▶ Work instruction
Reproduce the complete set of records, exactly as they appear.

▶ Record extracts
▽

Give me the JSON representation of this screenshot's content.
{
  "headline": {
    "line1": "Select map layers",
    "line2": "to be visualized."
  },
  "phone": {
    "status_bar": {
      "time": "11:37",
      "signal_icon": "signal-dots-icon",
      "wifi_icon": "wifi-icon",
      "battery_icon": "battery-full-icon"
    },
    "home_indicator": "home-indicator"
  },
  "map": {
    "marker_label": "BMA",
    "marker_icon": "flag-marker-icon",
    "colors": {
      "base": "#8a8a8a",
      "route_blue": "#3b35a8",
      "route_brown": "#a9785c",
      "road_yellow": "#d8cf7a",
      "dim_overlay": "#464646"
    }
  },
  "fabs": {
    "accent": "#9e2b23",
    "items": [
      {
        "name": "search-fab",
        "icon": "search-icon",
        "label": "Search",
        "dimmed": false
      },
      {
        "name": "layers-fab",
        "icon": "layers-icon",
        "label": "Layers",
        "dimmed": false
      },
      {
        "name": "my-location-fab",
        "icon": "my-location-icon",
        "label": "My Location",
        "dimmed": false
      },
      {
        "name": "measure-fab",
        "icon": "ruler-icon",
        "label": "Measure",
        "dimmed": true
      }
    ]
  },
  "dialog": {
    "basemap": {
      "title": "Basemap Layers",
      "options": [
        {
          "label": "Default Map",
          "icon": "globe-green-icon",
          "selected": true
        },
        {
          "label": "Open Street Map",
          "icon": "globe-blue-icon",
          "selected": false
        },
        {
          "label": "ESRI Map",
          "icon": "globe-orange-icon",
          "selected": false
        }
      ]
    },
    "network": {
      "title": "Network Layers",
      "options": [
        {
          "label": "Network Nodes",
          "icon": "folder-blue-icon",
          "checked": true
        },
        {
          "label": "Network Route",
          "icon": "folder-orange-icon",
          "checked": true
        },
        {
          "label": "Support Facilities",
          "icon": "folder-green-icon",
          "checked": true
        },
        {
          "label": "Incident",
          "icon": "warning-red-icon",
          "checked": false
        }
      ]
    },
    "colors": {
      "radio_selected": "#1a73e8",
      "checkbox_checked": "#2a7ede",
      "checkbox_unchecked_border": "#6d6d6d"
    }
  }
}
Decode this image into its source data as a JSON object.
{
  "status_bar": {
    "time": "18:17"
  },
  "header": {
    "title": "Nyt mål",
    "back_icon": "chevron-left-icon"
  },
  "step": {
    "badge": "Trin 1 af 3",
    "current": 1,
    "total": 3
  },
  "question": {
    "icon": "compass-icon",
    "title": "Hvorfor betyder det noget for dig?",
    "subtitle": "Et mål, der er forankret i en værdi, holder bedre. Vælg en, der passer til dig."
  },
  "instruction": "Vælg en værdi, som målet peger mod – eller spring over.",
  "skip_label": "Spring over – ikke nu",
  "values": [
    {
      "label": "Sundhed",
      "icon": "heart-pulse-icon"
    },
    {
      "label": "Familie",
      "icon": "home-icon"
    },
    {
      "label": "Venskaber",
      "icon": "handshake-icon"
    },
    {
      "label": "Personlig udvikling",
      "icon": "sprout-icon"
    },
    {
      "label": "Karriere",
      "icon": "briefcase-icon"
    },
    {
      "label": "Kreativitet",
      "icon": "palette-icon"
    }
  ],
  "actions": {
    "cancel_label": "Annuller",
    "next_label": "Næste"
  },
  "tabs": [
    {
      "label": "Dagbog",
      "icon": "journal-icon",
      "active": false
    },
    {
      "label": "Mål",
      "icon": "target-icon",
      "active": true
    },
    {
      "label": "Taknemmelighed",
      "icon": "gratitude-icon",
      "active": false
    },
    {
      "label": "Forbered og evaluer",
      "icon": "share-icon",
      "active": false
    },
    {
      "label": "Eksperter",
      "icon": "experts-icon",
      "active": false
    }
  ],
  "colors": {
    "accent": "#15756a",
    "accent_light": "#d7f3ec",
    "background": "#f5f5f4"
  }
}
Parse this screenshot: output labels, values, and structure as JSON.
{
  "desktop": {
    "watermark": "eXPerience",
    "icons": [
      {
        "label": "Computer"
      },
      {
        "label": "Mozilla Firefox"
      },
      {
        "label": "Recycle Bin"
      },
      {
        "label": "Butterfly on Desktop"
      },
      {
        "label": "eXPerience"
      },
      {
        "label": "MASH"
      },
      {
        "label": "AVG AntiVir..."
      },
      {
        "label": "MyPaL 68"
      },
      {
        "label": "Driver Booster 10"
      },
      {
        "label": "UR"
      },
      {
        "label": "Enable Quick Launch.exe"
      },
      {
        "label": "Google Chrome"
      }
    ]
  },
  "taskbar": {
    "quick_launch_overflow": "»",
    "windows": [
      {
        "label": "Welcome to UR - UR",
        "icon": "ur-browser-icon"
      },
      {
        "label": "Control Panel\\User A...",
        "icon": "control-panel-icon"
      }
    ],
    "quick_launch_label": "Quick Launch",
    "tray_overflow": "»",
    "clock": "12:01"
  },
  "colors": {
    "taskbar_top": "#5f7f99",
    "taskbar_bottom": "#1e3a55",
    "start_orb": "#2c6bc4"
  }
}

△

▶ Result of this exercise
Give me the JSON representation of this screenshot's content.
{
  "headline": {
    "line1": "Select map layers",
    "line2": "to be visualized."
  },
  "phone": {
    "status_bar": {
      "time": "11:37",
      "signal_icon": "signal-dots-icon",
      "wifi_icon": "wifi-icon",
      "battery_icon": "battery-full-icon"
    },
    "home_indicator": "home-indicator"
  },
  "map": {
    "marker_label": "BMA",
    "marker_icon": "flag-marker-icon",
    "colors": {
      "base": "#8a8a8a",
      "route_blue": "#3b35a8",
      "route_brown": "#a9785c",
      "road_yellow": "#d8cf7a",
      "dim_overlay": "#464646"
    }
  },
  "fabs": {
    "accent": "#9e2b23",
    "items": [
      {
        "name": "search-fab",
        "icon": "search-icon",
        "label": "Search",
        "dimmed": false
      },
      {
        "name": "layers-fab",
        "icon": "layers-icon",
        "label": "Layers",
        "dimmed": false
      },
      {
        "name": "my-location-fab",
        "icon": "my-location-icon",
        "label": "My Location",
        "dimmed": false
      },
      {
        "name": "measure-fab",
        "icon": "ruler-icon",
        "label": "Measure",
        "dimmed": true
      }
    ]
  },
  "dialog": {
    "basemap": {
      "title": "Basemap Layers",
      "options": [
        {
          "label": "Default Map",
          "icon": "globe-green-icon",
          "selected": true
        },
        {
          "label": "Open Street Map",
          "icon": "globe-blue-icon",
          "selected": false
        },
        {
          "label": "ESRI Map",
          "icon": "globe-orange-icon",
          "selected": false
        }
      ]
    },
    "network": {
      "title": "Network Layers",
      "options": [
        {
          "label": "Network Nodes",
          "icon": "folder-blue-icon",
          "checked": true
        },
        {
          "label": "Network Route",
          "icon": "folder-orange-icon",
          "checked": true
        },
        {
          "label": "Support Facilities",
          "icon": "folder-green-icon",
          "checked": true
        },
        {
          "label": "Incident",
          "icon": "warning-red-icon",
          "checked": false
        }
      ]
    },
    "colors": {
      "radio_selected": "#1a73e8",
      "checkbox_checked": "#2a7ede",
      "checkbox_unchecked_border": "#6d6d6d"
    }
  }
}
Decode this image into its source data as a JSON object.
{
  "status_bar": {
    "time": "18:17"
  },
  "header": {
    "title": "Nyt mål",
    "back_icon": "chevron-left-icon"
  },
  "step": {
    "badge": "Trin 1 af 3",
    "current": 1,
    "total": 3
  },
  "question": {
    "icon": "compass-icon",
    "title": "Hvorfor betyder det noget for dig?",
    "subtitle": "Et mål, der er forankret i en værdi, holder bedre. Vælg en, der passer til dig."
  },
  "instruction": "Vælg en værdi, som målet peger mod – eller spring over.",
  "skip_label": "Spring over – ikke nu",
  "values": [
    {
      "label": "Sundhed",
      "icon": "heart-pulse-icon"
    },
    {
      "label": "Familie",
      "icon": "home-icon"
    },
    {
      "label": "Venskaber",
      "icon": "handshake-icon"
    },
    {
      "label": "Personlig udvikling",
      "icon": "sprout-icon"
    },
    {
      "label": "Karriere",
      "icon": "briefcase-icon"
    },
    {
      "label": "Kreativitet",
      "icon": "palette-icon"
    }
  ],
  "actions": {
    "cancel_label": "Annuller",
    "next_label": "Næste"
  },
  "tabs": [
    {
      "label": "Dagbog",
      "icon": "journal-icon",
      "active": false
    },
    {
      "label": "Mål",
      "icon": "target-icon",
      "active": true
    },
    {
      "label": "Taknemmelighed",
      "icon": "gratitude-icon",
      "active": false
    },
    {
      "label": "Forbered og evaluer",
      "icon": "share-icon",
      "active": false
    },
    {
      "label": "Eksperter",
      "icon": "experts-icon",
      "active": false
    }
  ],
  "colors": {
    "accent": "#15756a",
    "accent_light": "#d7f3ec",
    "background": "#f5f5f4"
  }
}
Parse this screenshot: output labels, values, and structure as JSON.
{
  "desktop": {
    "watermark": "eXPerience",
    "icons": [
      {
        "label": "Computer"
      },
      {
        "label": "Mozilla Firefox"
      },
      {
        "label": "Recycle Bin"
      },
      {
        "label": "Butterfly on Desktop"
      },
      {
        "label": "eXPerience"
      },
      {
        "label": "MASH"
      },
      {
        "label": "AVG AntiVir..."
      },
      {
        "label": "MyPaL 68"
      },
      {
        "label": "Driver Booster 10"
      },
      {
        "label": "UR"
      },
      {
        "label": "Enable Quick Launch.exe"
      },
      {
        "label": "Google Chrome"
      }
    ]
  },
  "taskbar": {
    "quick_launch_overflow": "»",
    "windows": [
      {
        "label": "Welcome to UR - UR",
        "icon": "ur-browser-icon"
      },
      {
        "label": "Control Panel\\User A...",
        "icon": "control-panel-icon"
      }
    ],
    "quick_launch_label": "Quick Launch",
    "tray_overflow": "»",
    "clock": "12:01"
  },
  "colors": {
    "taskbar_top": "#5f7f99",
    "taskbar_bottom": "#1e3a55",
    "start_orb": "#2c6bc4"
  }
}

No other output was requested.